◆ WHAT TO DO
Word for word, copy the records and drop the pictures.

== MATERIAL TO PROCESS

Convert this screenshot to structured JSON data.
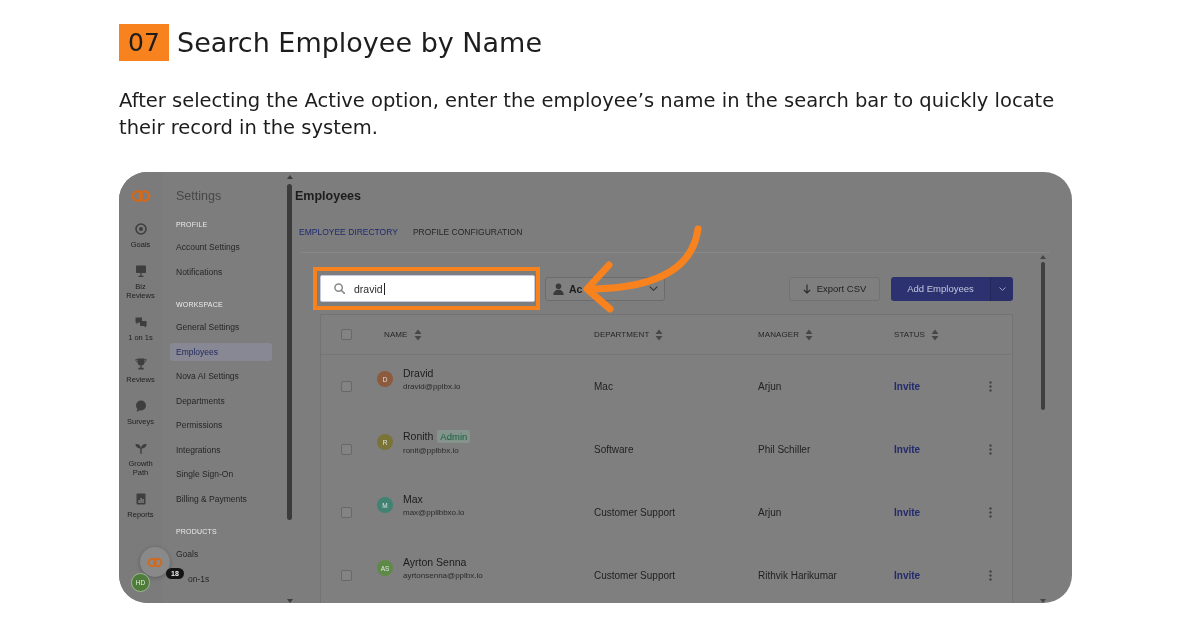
{
  "step": {
    "number": "07",
    "title": "Search Employee by Name",
    "description": "After selecting the Active option, enter the employee’s name in the search bar to quickly locate their record in the system."
  },
  "nav_rail": {
    "items": [
      {
        "label": "Goals",
        "selected": false
      },
      {
        "label": "Biz Reviews",
        "selected": false
      },
      {
        "label": "1 on 1s",
        "selected": false
      },
      {
        "label": "Reviews",
        "selected": false
      },
      {
        "label": "Surveys",
        "selected": false
      },
      {
        "label": "Growth Path",
        "selected": false
      },
      {
        "label": "Reports",
        "selected": false
      }
    ]
  },
  "settings_menu": {
    "title": "Settings",
    "sections": [
      {
        "heading": "PROFILE",
        "items": [
          {
            "label": "Account Settings",
            "selected": false
          },
          {
            "label": "Notifications",
            "selected": false
          }
        ]
      },
      {
        "heading": "WORKSPACE",
        "items": [
          {
            "label": "General Settings",
            "selected": false
          },
          {
            "label": "Employees",
            "selected": true
          },
          {
            "label": "Nova AI Settings",
            "selected": false
          },
          {
            "label": "Departments",
            "selected": false
          },
          {
            "label": "Permissions",
            "selected": false
          },
          {
            "label": "Integrations",
            "selected": false
          },
          {
            "label": "Single Sign-On",
            "selected": false
          },
          {
            "label": "Billing & Payments",
            "selected": false
          }
        ]
      },
      {
        "heading": "PRODUCTS",
        "items": [
          {
            "label": "Goals",
            "selected": false
          },
          {
            "label": "on-1s",
            "selected": false
          }
        ]
      }
    ]
  },
  "launcher": {
    "badge": "18"
  },
  "user_avatar": {
    "initials": "HD"
  },
  "page": {
    "title": "Employees",
    "tabs": [
      {
        "label": "EMPLOYEE DIRECTORY",
        "selected": true
      },
      {
        "label": "PROFILE CONFIGURATION",
        "selected": false
      }
    ],
    "search": {
      "value": "dravid",
      "highlighted": true
    },
    "status_filter": {
      "value": "Ac"
    },
    "export_button": "Export CSV",
    "add_button": "Add Employees",
    "table": {
      "all_checked": false,
      "columns": [
        "NAME",
        "DEPARTMENT",
        "MANAGER",
        "STATUS"
      ],
      "rows": [
        {
          "initials": "D",
          "color": "#8c5b3d",
          "name": "Dravid",
          "email": "dravid@pplbx.io",
          "department": "Mac",
          "manager": "Arjun",
          "status": "Invite",
          "checked": false
        },
        {
          "initials": "R",
          "color": "#7b7439",
          "name": "Ronith",
          "badge": "Admin",
          "email": "ronit@pplbbx.io",
          "department": "Software",
          "manager": "Phil Schiller",
          "status": "Invite",
          "checked": false
        },
        {
          "initials": "M",
          "color": "#408373",
          "name": "Max",
          "email": "max@ppllbbxo.io",
          "department": "Customer Support",
          "manager": "Arjun",
          "status": "Invite",
          "checked": false
        },
        {
          "initials": "AS",
          "color": "#5e8a47",
          "name": "Ayrton Senna",
          "email": "ayrtonsenna@pplbx.io",
          "department": "Customer Support",
          "manager": "Rithvik Harikumar",
          "status": "Invite",
          "checked": false
        }
      ]
    }
  }
}
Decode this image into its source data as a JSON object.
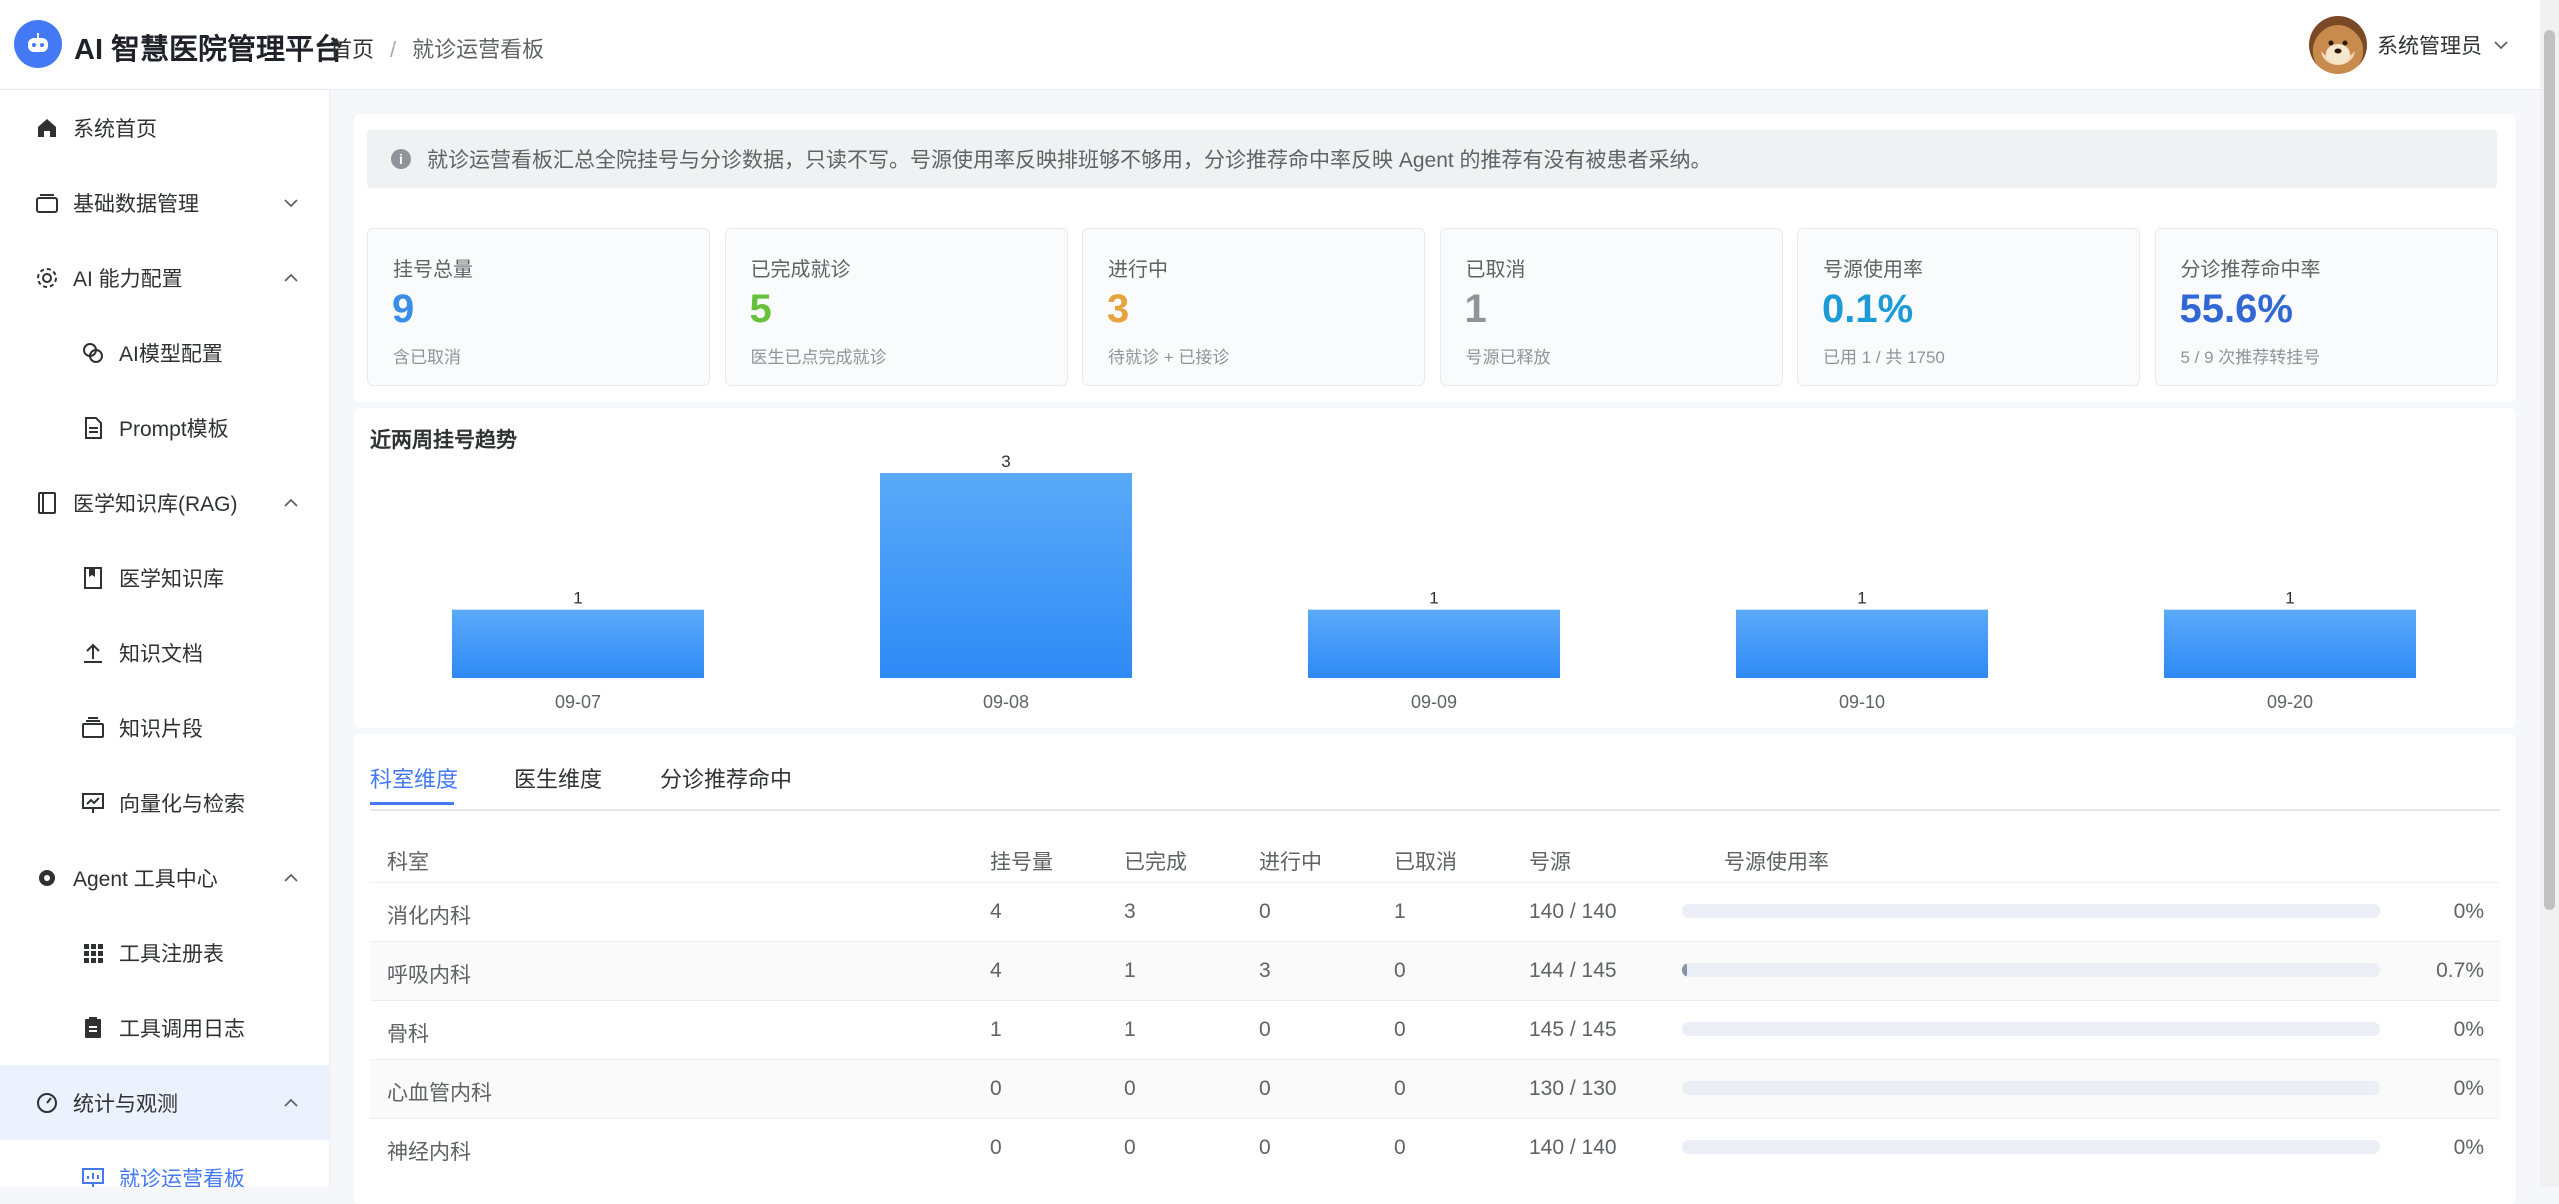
{
  "header": {
    "app_title": "AI 智慧医院管理平台",
    "breadcrumb": [
      "首页",
      "就诊运营看板"
    ],
    "user_name": "系统管理员"
  },
  "sidebar": {
    "items": [
      {
        "label": "系统首页",
        "icon": "home-icon",
        "level": 1
      },
      {
        "label": "基础数据管理",
        "icon": "folder-icon",
        "level": 1,
        "arrow": "down"
      },
      {
        "label": "AI 能力配置",
        "icon": "gear-icon",
        "level": 1,
        "arrow": "up"
      },
      {
        "label": "AI模型配置",
        "icon": "link-icon",
        "level": 2
      },
      {
        "label": "Prompt模板",
        "icon": "document-icon",
        "level": 2
      },
      {
        "label": "医学知识库(RAG)",
        "icon": "notebook-icon",
        "level": 1,
        "arrow": "up"
      },
      {
        "label": "医学知识库",
        "icon": "book-icon",
        "level": 2
      },
      {
        "label": "知识文档",
        "icon": "upload-icon",
        "level": 2
      },
      {
        "label": "知识片段",
        "icon": "stack-icon",
        "level": 2
      },
      {
        "label": "向量化与检索",
        "icon": "presentation-icon",
        "level": 2
      },
      {
        "label": "Agent 工具中心",
        "icon": "cog-icon",
        "level": 1,
        "arrow": "up"
      },
      {
        "label": "工具注册表",
        "icon": "grid-icon",
        "level": 2
      },
      {
        "label": "工具调用日志",
        "icon": "clipboard-icon",
        "level": 2
      },
      {
        "label": "统计与观测",
        "icon": "gauge-icon",
        "level": 1,
        "arrow": "up",
        "group_active": true
      },
      {
        "label": "就诊运营看板",
        "icon": "chart-icon",
        "level": 2,
        "active": true
      }
    ]
  },
  "notice": {
    "text": "就诊运营看板汇总全院挂号与分诊数据，只读不写。号源使用率反映排班够不够用，分诊推荐命中率反映 Agent 的推荐有没有被患者采纳。"
  },
  "stats": [
    {
      "label": "挂号总量",
      "value": "9",
      "sub": "含已取消",
      "color": "#3a8ee6"
    },
    {
      "label": "已完成就诊",
      "value": "5",
      "sub": "医生已点完成就诊",
      "color": "#67c23a"
    },
    {
      "label": "进行中",
      "value": "3",
      "sub": "待就诊 + 已接诊",
      "color": "#e6a23c"
    },
    {
      "label": "已取消",
      "value": "1",
      "sub": "号源已释放",
      "color": "#909399"
    },
    {
      "label": "号源使用率",
      "value": "0.1%",
      "sub": "已用 1 / 共 1750",
      "color": "#1d9bd6"
    },
    {
      "label": "分诊推荐命中率",
      "value": "55.6%",
      "sub": "5 / 9 次推荐转挂号",
      "color": "#3268d6"
    }
  ],
  "chart_data": {
    "type": "bar",
    "title": "近两周挂号趋势",
    "categories": [
      "09-07",
      "09-08",
      "09-09",
      "09-10",
      "09-20"
    ],
    "values": [
      1,
      3,
      1,
      1,
      1
    ],
    "ylim": [
      0,
      3
    ],
    "grid": false,
    "legend": "none",
    "bar_color": "#409eff"
  },
  "tabs": [
    {
      "label": "科室维度",
      "active": true
    },
    {
      "label": "医生维度",
      "active": false
    },
    {
      "label": "分诊推荐命中",
      "active": false
    }
  ],
  "table": {
    "columns": [
      "科室",
      "挂号量",
      "已完成",
      "进行中",
      "已取消",
      "号源",
      "号源使用率"
    ],
    "rows": [
      {
        "dept": "消化内科",
        "total": "4",
        "done": "3",
        "ongoing": "0",
        "cancelled": "1",
        "slots": "140 / 140",
        "usage": 0,
        "usage_label": "0%"
      },
      {
        "dept": "呼吸内科",
        "total": "4",
        "done": "1",
        "ongoing": "3",
        "cancelled": "0",
        "slots": "144 / 145",
        "usage": 0.7,
        "usage_label": "0.7%"
      },
      {
        "dept": "骨科",
        "total": "1",
        "done": "1",
        "ongoing": "0",
        "cancelled": "0",
        "slots": "145 / 145",
        "usage": 0,
        "usage_label": "0%"
      },
      {
        "dept": "心血管内科",
        "total": "0",
        "done": "0",
        "ongoing": "0",
        "cancelled": "0",
        "slots": "130 / 130",
        "usage": 0,
        "usage_label": "0%"
      },
      {
        "dept": "神经内科",
        "total": "0",
        "done": "0",
        "ongoing": "0",
        "cancelled": "0",
        "slots": "140 / 140",
        "usage": 0,
        "usage_label": "0%"
      }
    ]
  }
}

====

◆ ANSWER SPACE
Convert this screenshot to structured JSON data.
{
  "step": {
    "number": "07",
    "title": "Search Employee by Name",
    "description": "After selecting the Active option, enter the employee’s name in the search bar to quickly locate their record in the system."
  },
  "nav_rail": {
    "items": [
      {
        "label": "Goals",
        "selected": false
      },
      {
        "label": "Biz Reviews",
        "selected": false
      },
      {
        "label": "1 on 1s",
        "selected": false
      },
      {
        "label": "Reviews",
        "selected": false
      },
      {
        "label": "Surveys",
        "selected": false
      },
      {
        "label": "Growth Path",
        "selected": false
      },
      {
        "label": "Reports",
        "selected": false
      }
    ]
  },
  "settings_menu": {
    "title": "Settings",
    "sections": [
      {
        "heading": "PROFILE",
        "items": [
          {
            "label": "Account Settings",
            "selected": false
          },
          {
            "label": "Notifications",
            "selected": false
          }
        ]
      },
      {
        "heading": "WORKSPACE",
        "items": [
          {
            "label": "General Settings",
            "selected": false
          },
          {
            "label": "Employees",
            "selected": true
          },
          {
            "label": "Nova AI Settings",
            "selected": false
          },
          {
            "label": "Departments",
            "selected": false
          },
          {
            "label": "Permissions",
            "selected": false
          },
          {
            "label": "Integrations",
            "selected": false
          },
          {
            "label": "Single Sign-On",
            "selected": false
          },
          {
            "label": "Billing & Payments",
            "selected": false
          }
        ]
      },
      {
        "heading": "PRODUCTS",
        "items": [
          {
            "label": "Goals",
            "selected": false
          },
          {
            "label": "on-1s",
            "selected": false
          }
        ]
      }
    ]
  },
  "launcher": {
    "badge": "18"
  },
  "user_avatar": {
    "initials": "HD"
  },
  "page": {
    "title": "Employees",
    "tabs": [
      {
        "label": "EMPLOYEE DIRECTORY",
        "selected": true
      },
      {
        "label": "PROFILE CONFIGURATION",
        "selected": false
      }
    ],
    "search": {
      "value": "dravid",
      "highlighted": true
    },
    "status_filter": {
      "value": "Ac"
    },
    "export_button": "Export CSV",
    "add_button": "Add Employees",
    "table": {
      "all_checked": false,
      "columns": [
        "NAME",
        "DEPARTMENT",
        "MANAGER",
        "STATUS"
      ],
      "rows": [
        {
          "initials": "D",
          "color": "#8c5b3d",
          "name": "Dravid",
          "email": "dravid@pplbx.io",
          "department": "Mac",
          "manager": "Arjun",
          "status": "Invite",
          "checked": false
        },
        {
          "initials": "R",
          "color": "#7b7439",
          "name": "Ronith",
          "badge": "Admin",
          "email": "ronit@pplbbx.io",
          "department": "Software",
          "manager": "Phil Schiller",
          "status": "Invite",
          "checked": false
        },
        {
          "initials": "M",
          "color": "#408373",
          "name": "Max",
          "email": "max@ppllbbxo.io",
          "department": "Customer Support",
          "manager": "Arjun",
          "status": "Invite",
          "checked": false
        },
        {
          "initials": "AS",
          "color": "#5e8a47",
          "name": "Ayrton Senna",
          "email": "ayrtonsenna@pplbx.io",
          "department": "Customer Support",
          "manager": "Rithvik Harikumar",
          "status": "Invite",
          "checked": false
        }
      ]
    }
  }
}
Decode this image into its source data as a JSON object.
{
  "header": {
    "app_title": "AI 智慧医院管理平台",
    "breadcrumb": [
      "首页",
      "就诊运营看板"
    ],
    "user_name": "系统管理员"
  },
  "sidebar": {
    "items": [
      {
        "label": "系统首页",
        "icon": "home-icon",
        "level": 1
      },
      {
        "label": "基础数据管理",
        "icon": "folder-icon",
        "level": 1,
        "arrow": "down"
      },
      {
        "label": "AI 能力配置",
        "icon": "gear-icon",
        "level": 1,
        "arrow": "up"
      },
      {
        "label": "AI模型配置",
        "icon": "link-icon",
        "level": 2
      },
      {
        "label": "Prompt模板",
        "icon": "document-icon",
        "level": 2
      },
      {
        "label": "医学知识库(RAG)",
        "icon": "notebook-icon",
        "level": 1,
        "arrow": "up"
      },
      {
        "label": "医学知识库",
        "icon": "book-icon",
        "level": 2
      },
      {
        "label": "知识文档",
        "icon": "upload-icon",
        "level": 2
      },
      {
        "label": "知识片段",
        "icon": "stack-icon",
        "level": 2
      },
      {
        "label": "向量化与检索",
        "icon": "presentation-icon",
        "level": 2
      },
      {
        "label": "Agent 工具中心",
        "icon": "cog-icon",
        "level": 1,
        "arrow": "up"
      },
      {
        "label": "工具注册表",
        "icon": "grid-icon",
        "level": 2
      },
      {
        "label": "工具调用日志",
        "icon": "clipboard-icon",
        "level": 2
      },
      {
        "label": "统计与观测",
        "icon": "gauge-icon",
        "level": 1,
        "arrow": "up",
        "group_active": true
      },
      {
        "label": "就诊运营看板",
        "icon": "chart-icon",
        "level": 2,
        "active": true
      }
    ]
  },
  "notice": {
    "text": "就诊运营看板汇总全院挂号与分诊数据，只读不写。号源使用率反映排班够不够用，分诊推荐命中率反映 Agent 的推荐有没有被患者采纳。"
  },
  "stats": [
    {
      "label": "挂号总量",
      "value": "9",
      "sub": "含已取消",
      "color": "#3a8ee6"
    },
    {
      "label": "已完成就诊",
      "value": "5",
      "sub": "医生已点完成就诊",
      "color": "#67c23a"
    },
    {
      "label": "进行中",
      "value": "3",
      "sub": "待就诊 + 已接诊",
      "color": "#e6a23c"
    },
    {
      "label": "已取消",
      "value": "1",
      "sub": "号源已释放",
      "color": "#909399"
    },
    {
      "label": "号源使用率",
      "value": "0.1%",
      "sub": "已用 1 / 共 1750",
      "color": "#1d9bd6"
    },
    {
      "label": "分诊推荐命中率",
      "value": "55.6%",
      "sub": "5 / 9 次推荐转挂号",
      "color": "#3268d6"
    }
  ],
  "chart_data": {
    "type": "bar",
    "title": "近两周挂号趋势",
    "categories": [
      "09-07",
      "09-08",
      "09-09",
      "09-10",
      "09-20"
    ],
    "values": [
      1,
      3,
      1,
      1,
      1
    ],
    "ylim": [
      0,
      3
    ],
    "grid": false,
    "legend": "none",
    "bar_color": "#409eff"
  },
  "tabs": [
    {
      "label": "科室维度",
      "active": true
    },
    {
      "label": "医生维度",
      "active": false
    },
    {
      "label": "分诊推荐命中",
      "active": false
    }
  ],
  "table": {
    "columns": [
      "科室",
      "挂号量",
      "已完成",
      "进行中",
      "已取消",
      "号源",
      "号源使用率"
    ],
    "rows": [
      {
        "dept": "消化内科",
        "total": "4",
        "done": "3",
        "ongoing": "0",
        "cancelled": "1",
        "slots": "140 / 140",
        "usage": 0,
        "usage_label": "0%"
      },
      {
        "dept": "呼吸内科",
        "total": "4",
        "done": "1",
        "ongoing": "3",
        "cancelled": "0",
        "slots": "144 / 145",
        "usage": 0.7,
        "usage_label": "0.7%"
      },
      {
        "dept": "骨科",
        "total": "1",
        "done": "1",
        "ongoing": "0",
        "cancelled": "0",
        "slots": "145 / 145",
        "usage": 0,
        "usage_label": "0%"
      },
      {
        "dept": "心血管内科",
        "total": "0",
        "done": "0",
        "ongoing": "0",
        "cancelled": "0",
        "slots": "130 / 130",
        "usage": 0,
        "usage_label": "0%"
      },
      {
        "dept": "神经内科",
        "total": "0",
        "done": "0",
        "ongoing": "0",
        "cancelled": "0",
        "slots": "140 / 140",
        "usage": 0,
        "usage_label": "0%"
      }
    ]
  }
}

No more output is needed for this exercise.